V8 Supercars introduced a compulsory fuel drop for all non-Pirtek Enduro Cup events this year in a bid to minimise the disadvantage faced by teams with higher consumption of the E85.
The Sandown 500, Supercheap Auto Bathurst 1000 and Castrol Edge Gold Coast 600 events however currently have no equivalency measure in place, potentially hurting those still struggling with economy.
While a fuel drop is considered impractical for the longer races, a late push for compulsory stops to be introduced is being led by Nissan Motorsport owner and Commission member Todd Kelly.
“We’ve had fuel parity measures in place pretty much since the Car of the Future was introduced and it doesn’t really stack up that at the three biggest rounds where it has the most effect it’s found its way out of the regs,” Kelly told Speedcafe.com.
“It’s a surprise to most of the pitlane that it wasn’t in the supplementary regulations for Sandown.”
After much debate led by four-valve engine teams Nissan and Erebus, last year saw four stops mandated for Sandown, which is a potentially three-stop race for the more frugal cars in the field.
Economy looms as a particular point of interest ahead of Sandown this year following a first half of the season dominated by intense engine development across the field.
The category has debuted its engine performance parity formula in 2014, whereby each motor must not exceed a cumulative horsepower figure of 20,654bhp when measured at 50rpm increments between 5,800 and 7,450rpm.
Red Bull’s KRE engines and those from Volvo Polestar set the pace early in the season while others raced to develop and homologate new parts in order to catch up.

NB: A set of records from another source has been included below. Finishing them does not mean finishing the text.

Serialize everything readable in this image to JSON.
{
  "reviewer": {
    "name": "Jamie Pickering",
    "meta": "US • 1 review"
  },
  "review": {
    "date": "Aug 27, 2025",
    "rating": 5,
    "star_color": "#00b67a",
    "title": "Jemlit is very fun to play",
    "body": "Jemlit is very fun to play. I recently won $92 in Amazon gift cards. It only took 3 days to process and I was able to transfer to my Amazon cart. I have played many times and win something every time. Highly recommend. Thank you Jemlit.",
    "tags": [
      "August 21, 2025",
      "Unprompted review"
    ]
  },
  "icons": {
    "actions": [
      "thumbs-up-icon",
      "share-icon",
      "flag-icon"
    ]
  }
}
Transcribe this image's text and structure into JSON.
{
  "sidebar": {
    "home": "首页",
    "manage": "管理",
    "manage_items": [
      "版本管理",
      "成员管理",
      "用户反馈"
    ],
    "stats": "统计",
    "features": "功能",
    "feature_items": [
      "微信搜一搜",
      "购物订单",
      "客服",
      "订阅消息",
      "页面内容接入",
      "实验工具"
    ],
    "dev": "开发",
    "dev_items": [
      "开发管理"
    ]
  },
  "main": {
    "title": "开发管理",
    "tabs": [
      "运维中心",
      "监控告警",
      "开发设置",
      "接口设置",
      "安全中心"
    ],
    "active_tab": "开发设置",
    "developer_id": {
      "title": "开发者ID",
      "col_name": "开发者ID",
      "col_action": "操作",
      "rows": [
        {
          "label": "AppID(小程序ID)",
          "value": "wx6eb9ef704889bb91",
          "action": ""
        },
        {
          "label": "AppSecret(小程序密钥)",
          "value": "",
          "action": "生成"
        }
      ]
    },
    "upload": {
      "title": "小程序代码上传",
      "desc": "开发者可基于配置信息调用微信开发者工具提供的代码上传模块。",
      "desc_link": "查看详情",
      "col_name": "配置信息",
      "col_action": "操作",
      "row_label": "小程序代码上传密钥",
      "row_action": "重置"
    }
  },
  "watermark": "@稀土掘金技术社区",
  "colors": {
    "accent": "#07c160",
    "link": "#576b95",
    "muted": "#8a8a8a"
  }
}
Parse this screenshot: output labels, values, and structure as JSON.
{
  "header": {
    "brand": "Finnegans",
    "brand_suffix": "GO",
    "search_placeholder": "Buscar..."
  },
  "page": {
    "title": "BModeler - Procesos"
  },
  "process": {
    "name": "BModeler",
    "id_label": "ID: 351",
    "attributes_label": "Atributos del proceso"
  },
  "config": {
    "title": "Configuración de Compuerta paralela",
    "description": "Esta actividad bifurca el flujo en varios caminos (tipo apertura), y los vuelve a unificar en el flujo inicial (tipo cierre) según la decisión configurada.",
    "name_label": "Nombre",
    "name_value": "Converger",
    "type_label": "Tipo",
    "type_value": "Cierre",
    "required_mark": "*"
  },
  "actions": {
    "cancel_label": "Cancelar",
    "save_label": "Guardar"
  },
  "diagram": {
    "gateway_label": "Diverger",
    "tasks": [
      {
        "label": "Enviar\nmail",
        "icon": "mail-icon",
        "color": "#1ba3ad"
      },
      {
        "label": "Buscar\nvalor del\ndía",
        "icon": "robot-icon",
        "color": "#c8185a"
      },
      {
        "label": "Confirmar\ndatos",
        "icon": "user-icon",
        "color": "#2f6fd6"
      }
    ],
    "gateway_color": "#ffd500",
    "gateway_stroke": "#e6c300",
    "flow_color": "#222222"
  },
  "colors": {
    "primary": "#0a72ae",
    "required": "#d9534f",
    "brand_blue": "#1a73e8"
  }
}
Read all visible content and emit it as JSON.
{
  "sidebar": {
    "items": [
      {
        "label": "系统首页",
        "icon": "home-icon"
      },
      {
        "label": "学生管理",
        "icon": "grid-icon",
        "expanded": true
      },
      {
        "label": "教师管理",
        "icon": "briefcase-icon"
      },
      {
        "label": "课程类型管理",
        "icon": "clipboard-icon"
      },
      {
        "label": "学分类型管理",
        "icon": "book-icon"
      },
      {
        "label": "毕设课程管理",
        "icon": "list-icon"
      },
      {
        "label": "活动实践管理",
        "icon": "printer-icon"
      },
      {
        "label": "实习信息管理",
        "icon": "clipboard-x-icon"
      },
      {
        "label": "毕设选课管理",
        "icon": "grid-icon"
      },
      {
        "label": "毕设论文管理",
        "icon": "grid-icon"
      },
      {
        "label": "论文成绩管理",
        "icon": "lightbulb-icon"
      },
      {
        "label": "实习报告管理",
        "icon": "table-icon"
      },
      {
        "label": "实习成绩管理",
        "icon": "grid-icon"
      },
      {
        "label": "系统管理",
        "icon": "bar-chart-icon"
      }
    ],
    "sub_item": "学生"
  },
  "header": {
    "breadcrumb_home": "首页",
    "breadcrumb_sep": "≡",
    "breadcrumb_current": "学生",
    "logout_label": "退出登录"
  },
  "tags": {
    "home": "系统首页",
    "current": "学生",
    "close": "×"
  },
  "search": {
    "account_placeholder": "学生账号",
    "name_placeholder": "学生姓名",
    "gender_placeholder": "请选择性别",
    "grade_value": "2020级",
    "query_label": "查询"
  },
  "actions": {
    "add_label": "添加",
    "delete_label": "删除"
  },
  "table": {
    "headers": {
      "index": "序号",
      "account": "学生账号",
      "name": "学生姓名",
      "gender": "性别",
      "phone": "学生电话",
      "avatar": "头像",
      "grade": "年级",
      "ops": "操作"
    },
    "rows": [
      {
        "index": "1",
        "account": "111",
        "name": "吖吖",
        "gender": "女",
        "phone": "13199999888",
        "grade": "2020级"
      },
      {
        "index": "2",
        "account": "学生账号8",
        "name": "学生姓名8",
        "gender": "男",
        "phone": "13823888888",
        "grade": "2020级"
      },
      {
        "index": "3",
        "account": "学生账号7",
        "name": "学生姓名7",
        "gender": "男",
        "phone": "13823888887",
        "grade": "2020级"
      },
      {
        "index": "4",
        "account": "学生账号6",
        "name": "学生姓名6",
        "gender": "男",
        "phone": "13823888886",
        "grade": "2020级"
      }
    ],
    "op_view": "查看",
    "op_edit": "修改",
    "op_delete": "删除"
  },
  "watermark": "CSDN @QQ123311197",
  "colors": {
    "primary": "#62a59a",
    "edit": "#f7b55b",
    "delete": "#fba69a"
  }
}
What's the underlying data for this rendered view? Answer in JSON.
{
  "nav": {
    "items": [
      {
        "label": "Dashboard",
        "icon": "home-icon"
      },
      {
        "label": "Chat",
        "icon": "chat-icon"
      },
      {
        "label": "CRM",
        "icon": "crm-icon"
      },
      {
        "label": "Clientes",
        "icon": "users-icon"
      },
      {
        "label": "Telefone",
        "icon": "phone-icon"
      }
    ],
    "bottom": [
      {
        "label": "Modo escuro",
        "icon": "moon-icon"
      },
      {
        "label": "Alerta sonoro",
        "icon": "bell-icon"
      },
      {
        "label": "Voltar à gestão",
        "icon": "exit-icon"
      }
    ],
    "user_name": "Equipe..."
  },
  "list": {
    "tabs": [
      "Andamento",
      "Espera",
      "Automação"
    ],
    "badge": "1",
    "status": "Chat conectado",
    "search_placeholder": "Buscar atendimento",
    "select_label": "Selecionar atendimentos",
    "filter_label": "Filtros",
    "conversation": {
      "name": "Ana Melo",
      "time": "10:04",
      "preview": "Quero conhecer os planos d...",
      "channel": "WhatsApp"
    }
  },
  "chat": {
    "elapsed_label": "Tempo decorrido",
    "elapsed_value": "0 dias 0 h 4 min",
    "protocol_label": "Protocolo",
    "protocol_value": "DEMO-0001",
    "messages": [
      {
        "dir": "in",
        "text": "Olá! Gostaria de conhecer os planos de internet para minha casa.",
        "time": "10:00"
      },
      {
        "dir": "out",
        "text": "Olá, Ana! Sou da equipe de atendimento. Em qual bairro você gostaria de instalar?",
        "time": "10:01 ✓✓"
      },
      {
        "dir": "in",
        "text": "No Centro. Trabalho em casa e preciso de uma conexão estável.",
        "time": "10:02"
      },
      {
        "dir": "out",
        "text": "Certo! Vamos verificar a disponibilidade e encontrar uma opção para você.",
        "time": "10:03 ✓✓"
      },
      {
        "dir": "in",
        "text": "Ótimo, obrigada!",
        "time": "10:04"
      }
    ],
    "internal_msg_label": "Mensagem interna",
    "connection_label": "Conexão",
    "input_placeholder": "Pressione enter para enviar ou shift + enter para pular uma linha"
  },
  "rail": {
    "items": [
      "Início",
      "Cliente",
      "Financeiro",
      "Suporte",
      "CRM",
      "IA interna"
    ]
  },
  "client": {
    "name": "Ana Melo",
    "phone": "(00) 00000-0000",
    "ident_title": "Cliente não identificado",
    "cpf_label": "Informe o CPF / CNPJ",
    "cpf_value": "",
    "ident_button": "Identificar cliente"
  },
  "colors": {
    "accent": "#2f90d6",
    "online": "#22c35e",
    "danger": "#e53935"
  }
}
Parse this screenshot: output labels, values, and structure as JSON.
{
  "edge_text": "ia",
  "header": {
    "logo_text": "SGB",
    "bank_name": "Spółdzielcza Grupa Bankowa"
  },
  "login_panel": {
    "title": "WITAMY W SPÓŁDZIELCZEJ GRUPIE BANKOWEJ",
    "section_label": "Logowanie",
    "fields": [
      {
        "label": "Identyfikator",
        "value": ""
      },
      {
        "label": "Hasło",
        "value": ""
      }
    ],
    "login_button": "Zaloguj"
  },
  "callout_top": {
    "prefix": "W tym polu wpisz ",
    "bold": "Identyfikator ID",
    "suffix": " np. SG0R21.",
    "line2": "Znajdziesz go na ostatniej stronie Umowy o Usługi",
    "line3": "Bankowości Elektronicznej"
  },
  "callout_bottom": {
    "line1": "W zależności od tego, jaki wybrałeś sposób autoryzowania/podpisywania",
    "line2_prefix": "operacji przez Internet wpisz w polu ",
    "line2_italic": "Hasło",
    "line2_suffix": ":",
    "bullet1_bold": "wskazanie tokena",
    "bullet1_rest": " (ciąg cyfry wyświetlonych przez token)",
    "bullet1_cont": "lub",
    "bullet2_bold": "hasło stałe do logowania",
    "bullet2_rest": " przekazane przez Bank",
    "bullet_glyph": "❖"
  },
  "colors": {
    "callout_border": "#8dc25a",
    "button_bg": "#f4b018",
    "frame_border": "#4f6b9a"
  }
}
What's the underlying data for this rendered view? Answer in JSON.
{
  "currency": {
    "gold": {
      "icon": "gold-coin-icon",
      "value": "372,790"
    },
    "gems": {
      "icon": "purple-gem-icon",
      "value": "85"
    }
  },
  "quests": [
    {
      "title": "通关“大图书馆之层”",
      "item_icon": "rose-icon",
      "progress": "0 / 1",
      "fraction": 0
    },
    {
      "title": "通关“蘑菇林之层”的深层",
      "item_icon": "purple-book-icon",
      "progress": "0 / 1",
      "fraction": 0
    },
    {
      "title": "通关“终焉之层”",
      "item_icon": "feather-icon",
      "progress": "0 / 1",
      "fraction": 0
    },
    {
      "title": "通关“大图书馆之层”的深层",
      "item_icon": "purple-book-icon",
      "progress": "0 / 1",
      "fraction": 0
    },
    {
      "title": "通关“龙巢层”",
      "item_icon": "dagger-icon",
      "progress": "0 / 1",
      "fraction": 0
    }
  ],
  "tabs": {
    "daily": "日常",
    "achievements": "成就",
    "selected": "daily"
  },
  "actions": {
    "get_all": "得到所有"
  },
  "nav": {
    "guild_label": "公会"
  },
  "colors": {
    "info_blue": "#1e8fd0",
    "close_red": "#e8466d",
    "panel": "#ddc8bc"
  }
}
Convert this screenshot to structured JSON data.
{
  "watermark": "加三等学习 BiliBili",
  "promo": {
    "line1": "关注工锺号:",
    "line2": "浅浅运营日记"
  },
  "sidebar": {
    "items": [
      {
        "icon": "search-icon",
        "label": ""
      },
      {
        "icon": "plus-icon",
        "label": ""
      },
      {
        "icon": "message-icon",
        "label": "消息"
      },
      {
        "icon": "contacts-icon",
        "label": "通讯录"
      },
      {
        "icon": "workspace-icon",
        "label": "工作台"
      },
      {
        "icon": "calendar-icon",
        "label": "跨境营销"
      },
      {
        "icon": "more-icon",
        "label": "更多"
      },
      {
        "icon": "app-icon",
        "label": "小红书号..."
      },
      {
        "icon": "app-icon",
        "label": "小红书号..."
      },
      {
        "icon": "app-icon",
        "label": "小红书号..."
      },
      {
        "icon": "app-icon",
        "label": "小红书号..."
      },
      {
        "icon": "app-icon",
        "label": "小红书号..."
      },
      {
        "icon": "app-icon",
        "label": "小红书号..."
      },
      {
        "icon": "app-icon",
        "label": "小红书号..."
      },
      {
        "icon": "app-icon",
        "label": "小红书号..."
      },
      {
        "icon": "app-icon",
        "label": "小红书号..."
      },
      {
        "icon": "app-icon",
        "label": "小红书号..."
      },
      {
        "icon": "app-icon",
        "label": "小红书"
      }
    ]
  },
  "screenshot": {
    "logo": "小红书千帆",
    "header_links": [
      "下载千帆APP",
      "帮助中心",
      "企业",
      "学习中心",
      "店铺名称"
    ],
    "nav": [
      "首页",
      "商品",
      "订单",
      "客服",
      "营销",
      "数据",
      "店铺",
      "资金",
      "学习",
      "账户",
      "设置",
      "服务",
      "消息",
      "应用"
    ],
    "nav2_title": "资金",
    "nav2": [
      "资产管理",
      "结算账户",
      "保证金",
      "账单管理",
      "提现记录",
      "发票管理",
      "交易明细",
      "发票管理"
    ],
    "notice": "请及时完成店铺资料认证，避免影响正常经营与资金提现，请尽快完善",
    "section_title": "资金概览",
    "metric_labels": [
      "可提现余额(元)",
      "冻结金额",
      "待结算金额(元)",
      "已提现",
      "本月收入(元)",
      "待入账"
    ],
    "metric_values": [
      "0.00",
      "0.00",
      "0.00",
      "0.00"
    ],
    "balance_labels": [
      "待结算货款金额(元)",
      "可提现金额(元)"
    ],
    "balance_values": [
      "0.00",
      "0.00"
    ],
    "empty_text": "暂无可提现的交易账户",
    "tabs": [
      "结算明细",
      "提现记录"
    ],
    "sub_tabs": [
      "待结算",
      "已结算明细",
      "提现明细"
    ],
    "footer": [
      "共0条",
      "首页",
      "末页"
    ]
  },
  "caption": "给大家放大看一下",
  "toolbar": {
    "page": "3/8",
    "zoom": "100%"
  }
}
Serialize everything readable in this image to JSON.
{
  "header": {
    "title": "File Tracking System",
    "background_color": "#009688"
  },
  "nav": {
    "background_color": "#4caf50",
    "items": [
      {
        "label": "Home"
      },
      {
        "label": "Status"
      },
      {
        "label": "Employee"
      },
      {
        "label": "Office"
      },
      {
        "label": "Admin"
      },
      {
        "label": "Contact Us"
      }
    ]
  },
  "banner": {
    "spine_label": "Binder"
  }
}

Whether the subsequent horsepower arms race has seen any of the top teams fall behind on economy will likely be exposed across the Pirtek Enduro Cup if the Commission rules against the compulsory pitstops.